NEW YORK — Orchard Street is New York City's mecca for bargain hunters.
Lined with little shops, this narrow street is the heart of New York's colorful Lower East Side, a collection of neighborhoods where waves of immigrants (Chinese, Italians, Ukranians, Latin Americans and Jews from other nations) settled after arriving in the United States.
Orchard Street has always been the area's retail center. During the mid-1800s, large, fashionable department stores, including Lord & Taylor, had their elegant headquarters here.
When these stores moved uptown, smaller shops--without fancy decor and frills--replaced them.
Orchard Street was dressed with a collection of fine tailor shops, mostly manned by Jewish immigrants. Gradually, other vendors, including those who operated from pushcarts, rounded out the selection of goods to include ready-to-wear clothing, accessories and other dry goods.
Orchard Street and its cross streets (Grand, Rivington, Stanton and Delancey, bounded by Canal and Houston) have about 300 shops. Many are no bigger than a hole in the wall, and are unappealing from the outside. Other shop fronts may have been spruced up with high-tech touches, but Orchard Street shopping is basically no-frills.
Merchandise is stacked on shelves, crammed onto racks, hung from the ceiling and spilling out into the street. Bargaining is not standard procedure, but some vendors will initiate price negotiations if you say you like something but can't afford it. It's definitely worth a try.
Crowds of bargain hunters flock to Orchard Street on Sundays, when all the stores are open and the street is closed to automobile traffic. Many shops (particularly those owned by Jewish merchants) are closed on Saturdays; some are also closed on Friday afternoons.
Lines of customers form on the streets, waiting to get into popular shops. Discounted prices make it all worthwhile. Don't hesitate to wander into a shop for a quick reconnaissance, even if the storefront is unprepossessing or the storekeeper (who may be hawking his wares outside) seems a bit brusk.
Some of the Best

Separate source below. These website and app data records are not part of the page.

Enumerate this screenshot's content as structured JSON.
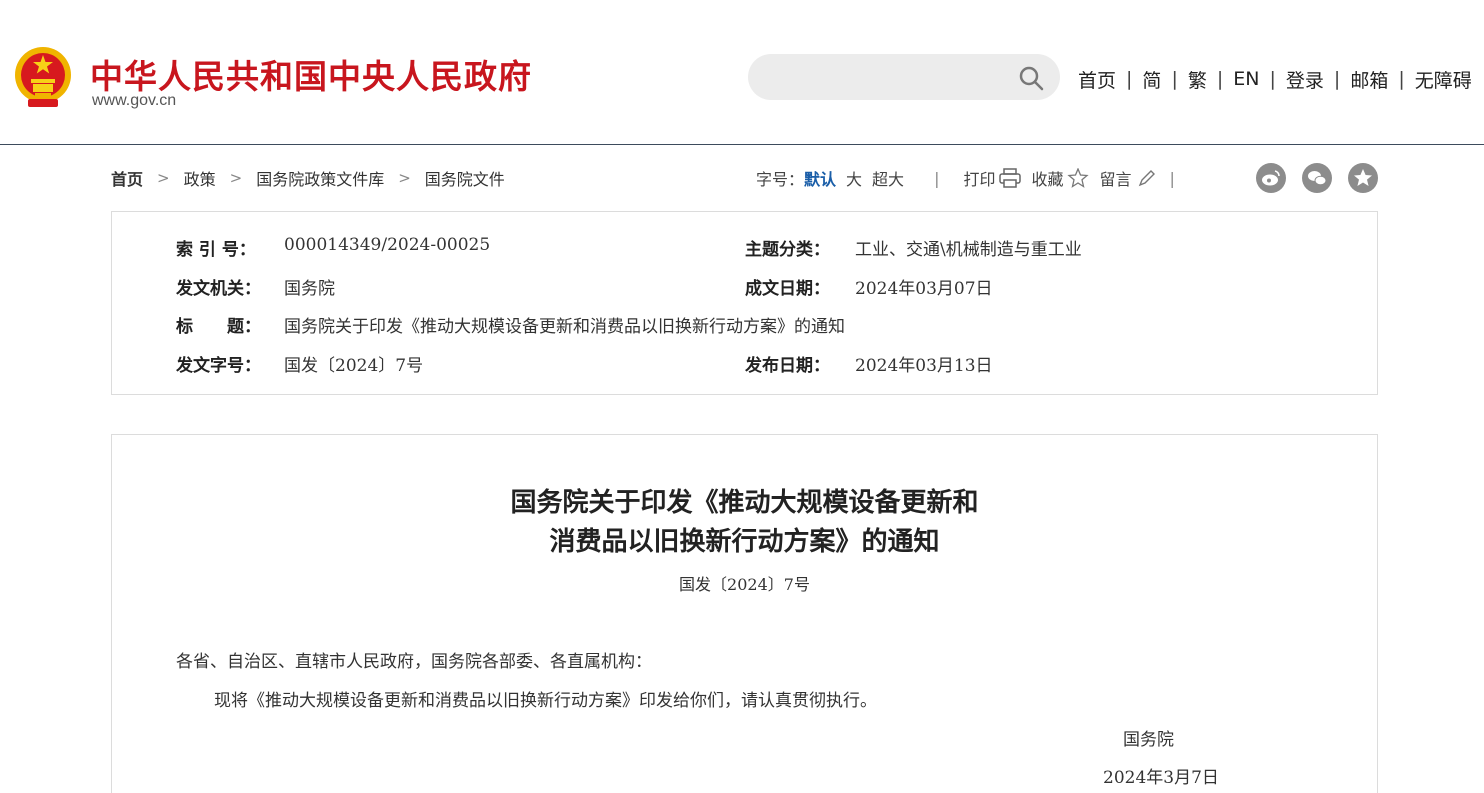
{
  "header": {
    "site_title": "中华人民共和国中央人民政府",
    "site_domain": "www.gov.cn",
    "search_placeholder": "",
    "nav": [
      "首页",
      "简",
      "繁",
      "EN",
      "登录",
      "邮箱",
      "无障碍"
    ]
  },
  "breadcrumb": {
    "items": [
      "首页",
      "政策",
      "国务院政策文件库",
      "国务院文件"
    ]
  },
  "tools": {
    "font_label": "字号：",
    "font_default": "默认",
    "font_large": "大",
    "font_xlarge": "超大",
    "print": "打印",
    "favorite": "收藏",
    "comment": "留言"
  },
  "share_icons": [
    "weibo-icon",
    "wechat-icon",
    "star-share-icon"
  ],
  "info": {
    "index_label": "索 引 号：",
    "index_value": "000014349/2024-00025",
    "topic_label": "主题分类：",
    "topic_value": "工业、交通\\机械制造与重工业",
    "issuer_label": "发文机关：",
    "issuer_value": "国务院",
    "date_written_label": "成文日期：",
    "date_written_value": "2024年03月07日",
    "title_label": "标　　题：",
    "title_value": "国务院关于印发《推动大规模设备更新和消费品以旧换新行动方案》的通知",
    "doc_no_label": "发文字号：",
    "doc_no_value": "国发〔2024〕7号",
    "publish_date_label": "发布日期：",
    "publish_date_value": "2024年03月13日"
  },
  "article": {
    "title_line1": "国务院关于印发《推动大规模设备更新和",
    "title_line2": "消费品以旧换新行动方案》的通知",
    "doc_no": "国发〔2024〕7号",
    "salutation": "各省、自治区、直辖市人民政府，国务院各部委、各直属机构：",
    "body": "现将《推动大规模设备更新和消费品以旧换新行动方案》印发给你们，请认真贯彻执行。",
    "signature": "国务院",
    "date": "2024年3月7日"
  },
  "colors": {
    "brand_red": "#c8161e",
    "link_blue": "#1a5ea8",
    "emblem_gold": "#f0b400"
  }
}
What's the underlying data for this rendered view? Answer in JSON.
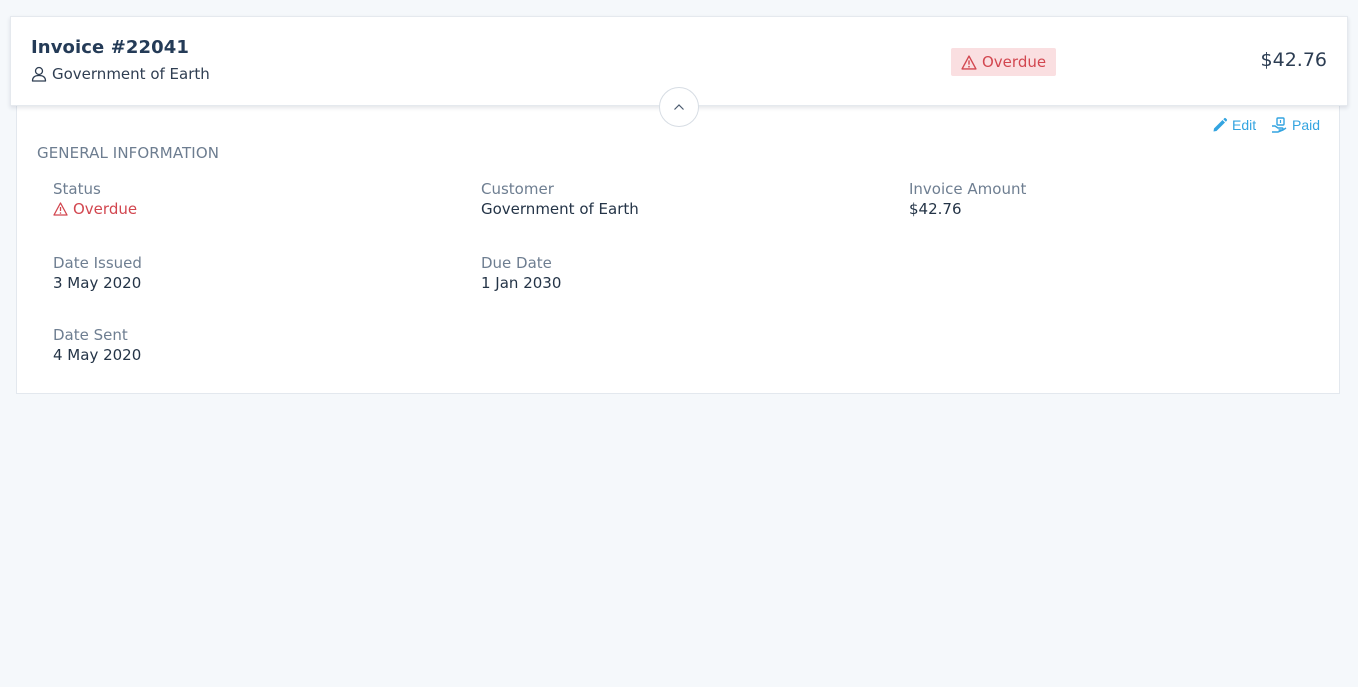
{
  "header": {
    "title": "Invoice #22041",
    "customer": "Government of Earth",
    "status": "Overdue",
    "amount": "$42.76"
  },
  "actions": {
    "edit_label": "Edit",
    "paid_label": "Paid"
  },
  "section": {
    "title": "GENERAL INFORMATION",
    "fields": {
      "status": {
        "label": "Status",
        "value": "Overdue"
      },
      "customer": {
        "label": "Customer",
        "value": "Government of Earth"
      },
      "invoice_amount": {
        "label": "Invoice Amount",
        "value": "$42.76"
      },
      "date_issued": {
        "label": "Date Issued",
        "value": "3 May 2020"
      },
      "due_date": {
        "label": "Due Date",
        "value": "1 Jan 2030"
      },
      "date_sent": {
        "label": "Date Sent",
        "value": "4 May 2020"
      }
    }
  },
  "icons": {
    "customer": "user-icon",
    "status": "warning-triangle-icon",
    "toggle": "chevron-up-icon",
    "edit": "pencil-icon",
    "paid": "hand-money-icon"
  },
  "colors": {
    "accent": "#33a4e0",
    "danger": "#d2464f",
    "danger_bg": "#fadfe1"
  }
}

Shopping Orchard Street usually yields a crop of fabulous bargains. Here are some of the street's best shops:
At R. C. Sultan Ltd. (No. 55) you'll find fabulous men's and women's hosiery. Socks and stockings of all colors and styles peek out from plastic bags that are spilling off shelves and out of bins. Women's brands include Hanes and Perry Ellis, discounted to $2 a pair and up.
Men's styles are by Henry Grethel, Christian Dior, Pierre Cardin and other leading designers. These and top label underwear sell for about 20% less than list. The store keeps some close-outs and specials hidden away for special customers. Asking salespeople about them may yield a treasure.
A. W. Kaufman (No. 73) specializes in lingerie. Three generations of the Kohn family have presided over floor-to-ceiling racks crammed with lovely, lacy nightgowns and peignoirs by Christian Dior and other top designers.
These are sold at about 40% less than uptown prices. Super comfortable Swiss cotton panties, teddies and other under things by Hanro sell for $6 and up. Cuddly cotton flannel nighties go for $29, terrific terry robes for $38 and luxurious silk pajamas for about $100.
If you don't find the lingerie you're looking for at A. W. Kaufman, head across the street to Louis Chock (No. 74), where there are nighties and undies galore. Chock's prices made the wading through plastic bags and elbowing through crowds worthwhile.
Emporio (No. 88) has fabulous, trendy men's Italian imported footwear. Leather or canvas loafers, oxfords and other styles, in standard or wildly unusual colors, are $50 to $100. There are also some men's chic casual clothes.
At No. 97, Carry On Luggage offers a wide range of carrying bags you might need to transport all your purchases home. There are other luggage shops on Orchard Street, but this one has the biggest selection and most reasonable prices on suitcases of various sizes, garment bags and other luggage.
Little Rascals (No. 101) offers imported children's clothes (14 months to 14 years), including close-outs and odd lots from Italian and French labels. Prices are excellent, especially on charming classic styles that are sometimes hard to find at any price.
Little velvet dresses with lace collars sell for $45 and up, stylishly sturdy loden coats with braid trim are about $60. Lace knee socks cost about $6. The shoe department features Italian imports only, including loafers, boots and patent-leather Mary Janes for $50 and up.
Best bargains are out-of-season items sold at 50% off the shop's already discounted price. Buys are abundant at January and July clearance sales, offering 20% to 50% off ticketed prices.